Work required - The required answer is each line in the entries below where "total" occurs.

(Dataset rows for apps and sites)

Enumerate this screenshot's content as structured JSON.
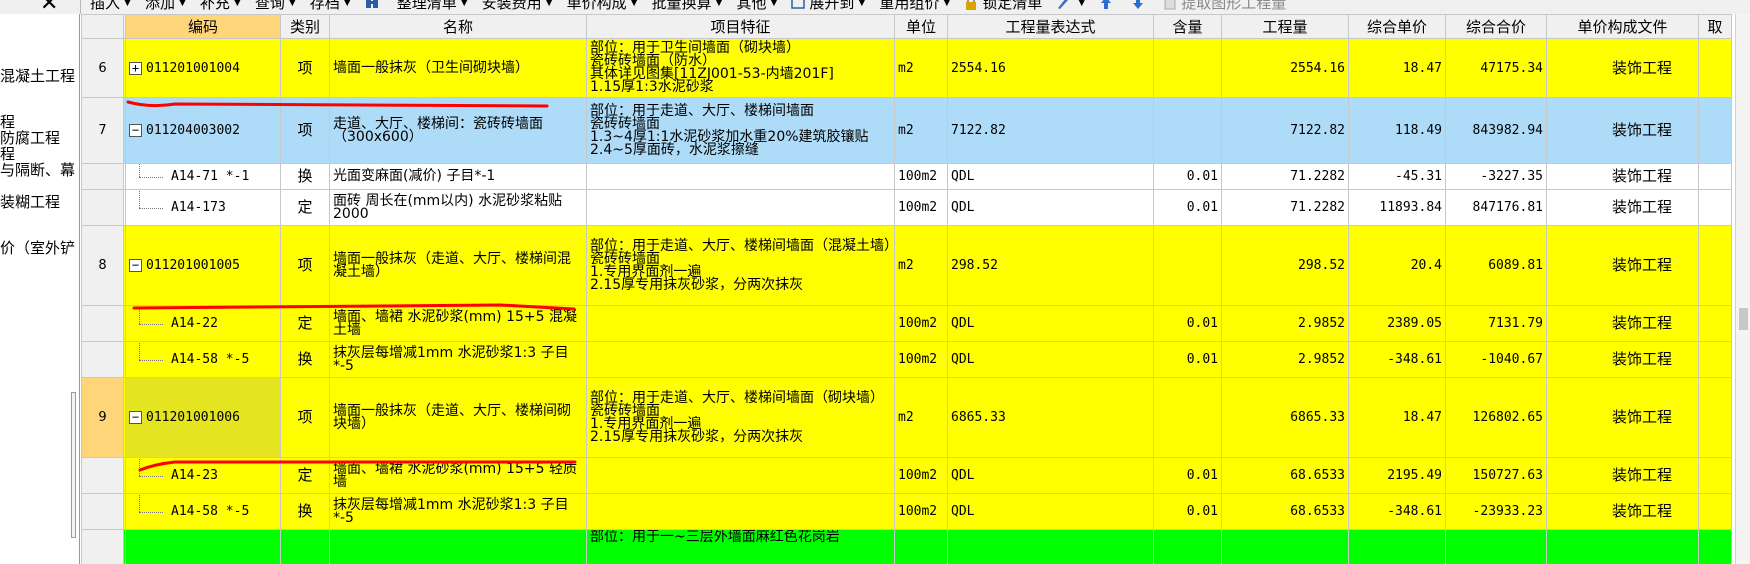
{
  "toolbar": {
    "close_symbol": "✕",
    "items": [
      "插入",
      "添加",
      "补充",
      "查询",
      "存档",
      "",
      "整理清单",
      "安装费用",
      "单价构成",
      "批量换算",
      "其他",
      "展开到",
      "重用组价",
      "锁定清单",
      "",
      "",
      "",
      "提取图形工程量"
    ]
  },
  "left_panel": {
    "items": [
      "混凝土工程",
      "程",
      "防腐工程",
      "程",
      "与隔断、幕",
      "装糊工程",
      "价（室外铲"
    ]
  },
  "table": {
    "headers": [
      "编码",
      "类别",
      "名称",
      "项目特征",
      "单位",
      "工程量表达式",
      "含量",
      "工程量",
      "综合单价",
      "综合合价",
      "单价构成文件",
      "取"
    ],
    "rows": [
      {
        "idx": "6",
        "color": "yellow",
        "kind": "item",
        "expander": "+",
        "code": "011201001004",
        "type": "项",
        "name": "墙面一般抹灰（卫生间砌块墙）",
        "features": [
          "部位：用于卫生间墙面（砌块墙）",
          "瓷砖砖墙面（防水）",
          "其体详见图集[11ZJ001-53-内墙201F]",
          "1.15厚1:3水泥砂浆"
        ],
        "unit": "m2",
        "expr": "2554.16",
        "content": "",
        "qty": "2554.16",
        "unit_price": "18.47",
        "total": "47175.34",
        "file": "装饰工程"
      },
      {
        "idx": "7",
        "color": "blue",
        "kind": "item",
        "expander": "−",
        "code": "011204003002",
        "type": "项",
        "name": "走道、大厅、楼梯间：瓷砖砖墙面（300x600）",
        "features": [
          "部位：用于走道、大厅、楼梯间墙面",
          "瓷砖砖墙面",
          "1.3~4厚1:1水泥砂浆加水重20%建筑胶镶贴",
          "2.4~5厚面砖，水泥浆擦缝"
        ],
        "unit": "m2",
        "expr": "7122.82",
        "content": "",
        "qty": "7122.82",
        "unit_price": "118.49",
        "total": "843982.94",
        "file": "装饰工程"
      },
      {
        "idx": "",
        "color": "white",
        "kind": "sub",
        "code": "A14-71 *-1",
        "type": "换",
        "name": "光面变麻面(减价) 子目*-1",
        "features": [],
        "unit": "100m2",
        "expr": "QDL",
        "content": "0.01",
        "qty": "71.2282",
        "unit_price": "-45.31",
        "total": "-3227.35",
        "file": "装饰工程"
      },
      {
        "idx": "",
        "color": "white",
        "kind": "sub",
        "code": "A14-173",
        "type": "定",
        "name": "面砖 周长在(mm以内) 水泥砂浆粘贴 2000",
        "features": [],
        "unit": "100m2",
        "expr": "QDL",
        "content": "0.01",
        "qty": "71.2282",
        "unit_price": "11893.84",
        "total": "847176.81",
        "file": "装饰工程"
      },
      {
        "idx": "8",
        "color": "yellow",
        "kind": "item",
        "expander": "−",
        "code": "011201001005",
        "type": "项",
        "name": "墙面一般抹灰（走道、大厅、楼梯间混凝土墙）",
        "features": [
          "部位：用于走道、大厅、楼梯间墙面（混凝土墙）",
          "瓷砖砖墙面",
          "1.专用界面剂一遍",
          "2.15厚专用抹灰砂浆，分两次抹灰"
        ],
        "unit": "m2",
        "expr": "298.52",
        "content": "",
        "qty": "298.52",
        "unit_price": "20.4",
        "total": "6089.81",
        "file": "装饰工程"
      },
      {
        "idx": "",
        "color": "yellow",
        "kind": "sub",
        "code": "A14-22",
        "type": "定",
        "name": "墙面、墙裙 水泥砂浆(mm) 15+5 混凝土墙",
        "features": [],
        "unit": "100m2",
        "expr": "QDL",
        "content": "0.01",
        "qty": "2.9852",
        "unit_price": "2389.05",
        "total": "7131.79",
        "file": "装饰工程"
      },
      {
        "idx": "",
        "color": "yellow",
        "kind": "sub",
        "code": "A14-58 *-5",
        "type": "换",
        "name": "抹灰层每增减1mm 水泥砂浆1:3 子目*-5",
        "features": [],
        "unit": "100m2",
        "expr": "QDL",
        "content": "0.01",
        "qty": "2.9852",
        "unit_price": "-348.61",
        "total": "-1040.67",
        "file": "装饰工程"
      },
      {
        "idx": "9",
        "color": "yellow",
        "kind": "item",
        "selected": true,
        "expander": "−",
        "code": "011201001006",
        "type": "项",
        "name": "墙面一般抹灰（走道、大厅、楼梯间砌块墙）",
        "features": [
          "部位：用于走道、大厅、楼梯间墙面（砌块墙）",
          "瓷砖砖墙面",
          "1.专用界面剂一遍",
          "2.15厚专用抹灰砂浆，分两次抹灰"
        ],
        "unit": "m2",
        "expr": "6865.33",
        "content": "",
        "qty": "6865.33",
        "unit_price": "18.47",
        "total": "126802.65",
        "file": "装饰工程"
      },
      {
        "idx": "",
        "color": "yellow",
        "kind": "sub",
        "code": "A14-23",
        "type": "定",
        "name": "墙面、墙裙 水泥砂浆(mm) 15+5 轻质墙",
        "features": [],
        "unit": "100m2",
        "expr": "QDL",
        "content": "0.01",
        "qty": "68.6533",
        "unit_price": "2195.49",
        "total": "150727.63",
        "file": "装饰工程"
      },
      {
        "idx": "",
        "color": "yellow",
        "kind": "sub",
        "code": "A14-58 *-5",
        "type": "换",
        "name": "抹灰层每增减1mm 水泥砂浆1:3 子目*-5",
        "features": [],
        "unit": "100m2",
        "expr": "QDL",
        "content": "0.01",
        "qty": "68.6533",
        "unit_price": "-348.61",
        "total": "-23933.23",
        "file": "装饰工程"
      },
      {
        "idx": "",
        "color": "green",
        "kind": "item",
        "code": "",
        "type": "",
        "name": "",
        "features": [
          "部位：用于一~三层外墙面麻红色花岗岩"
        ],
        "unit": "",
        "expr": "",
        "content": "",
        "qty": "",
        "unit_price": "",
        "total": "",
        "file": ""
      }
    ]
  },
  "colors": {
    "yellow_row": "#ffff00",
    "blue_row": "#aedcf8",
    "green_row": "#00ff00",
    "code_header": "#ffd57a",
    "annotation_stroke": "#ff0000"
  }
}
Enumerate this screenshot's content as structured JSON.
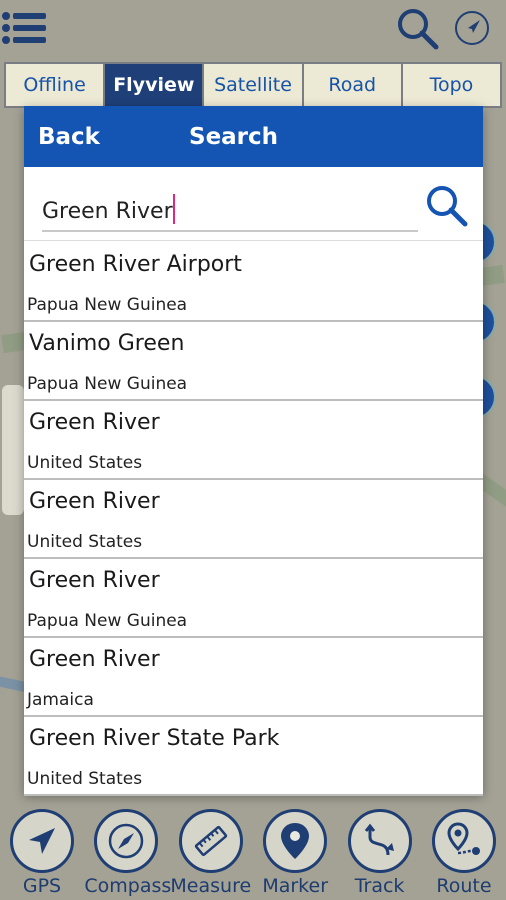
{
  "top_bar": {
    "menu_icon": "hamburger-menu-icon",
    "search_icon": "search-icon",
    "compass_icon": "navigation-arrow-icon"
  },
  "map_tabs": [
    {
      "label": "Offline",
      "active": false
    },
    {
      "label": "Flyview",
      "active": true
    },
    {
      "label": "Satellite",
      "active": false
    },
    {
      "label": "Road",
      "active": false
    },
    {
      "label": "Topo",
      "active": false
    }
  ],
  "dialog": {
    "back_label": "Back",
    "title": "Search",
    "search_value": "Green River",
    "search_placeholder": "",
    "search_button_icon": "search-icon"
  },
  "results": [
    {
      "name": "Green River Airport",
      "country": "Papua New Guinea"
    },
    {
      "name": "Vanimo Green",
      "country": "Papua New Guinea"
    },
    {
      "name": "Green River",
      "country": "United States"
    },
    {
      "name": "Green River",
      "country": "United States"
    },
    {
      "name": "Green River",
      "country": "Papua New Guinea"
    },
    {
      "name": "Green River",
      "country": "Jamaica"
    },
    {
      "name": "Green River State Park",
      "country": "United States"
    }
  ],
  "toolbar": [
    {
      "label": "GPS",
      "icon": "navigation-arrow-icon"
    },
    {
      "label": "Compass",
      "icon": "compass-icon"
    },
    {
      "label": "Measure",
      "icon": "ruler-icon"
    },
    {
      "label": "Marker",
      "icon": "map-pin-icon"
    },
    {
      "label": "Track",
      "icon": "track-path-icon"
    },
    {
      "label": "Route",
      "icon": "route-pin-icon"
    }
  ],
  "colors": {
    "header_blue": "#1455b3",
    "tab_active": "#1e3f78",
    "tab_text": "#1753a8",
    "toolbar_ink": "#1d3c70",
    "caret": "#e0287a"
  }
}
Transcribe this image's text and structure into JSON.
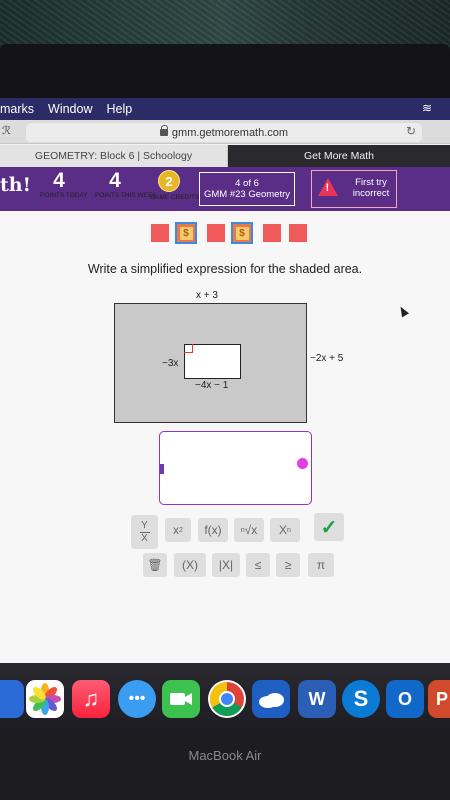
{
  "menubar": {
    "items": [
      "marks",
      "Window",
      "Help"
    ]
  },
  "browser": {
    "url": "gmm.getmoremath.com",
    "tab_active": "GEOMETRY: Block 6 | Schoology",
    "tab_other": "Get More Math"
  },
  "header": {
    "brand": "th!",
    "points_today_value": "4",
    "points_today_label": "POINTS TODAY",
    "points_week_value": "4",
    "points_week_label": "POINTS THIS WEEK",
    "game_credits_value": "2",
    "game_credits_label": "GAME CREDITS",
    "progress_line1": "4 of 6",
    "progress_line2": "GMM #23 Geometry",
    "alert_text": "First try incorrect",
    "accent_color": "#5a2d86"
  },
  "problem": {
    "prompt": "Write a simplified expression for the shaded area.",
    "outer_top_label": "x + 3",
    "outer_right_label": "−2x + 5",
    "inner_left_label": "−3x",
    "inner_bottom_label": "−4x − 1"
  },
  "keypad": {
    "frac_top": "Y",
    "frac_bottom": "X",
    "sq": "x",
    "func": "f(x)",
    "root": "√",
    "sub": "X",
    "parens": "(X)",
    "abs": "|X|",
    "le": "≤",
    "ge": "≥",
    "pi": "π"
  },
  "device": {
    "label": "MacBook Air"
  }
}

Result for this exercise -
        "total": "47175.34",
        "total": "843982.94",
        "total": "-3227.35",
        "total": "847176.81",
        "total": "6089.81",
        "total": "7131.79",
        "total": "-1040.67",
        "total": "126802.65",
        "total": "150727.63",
        "total": "-23933.23",
        "total": "",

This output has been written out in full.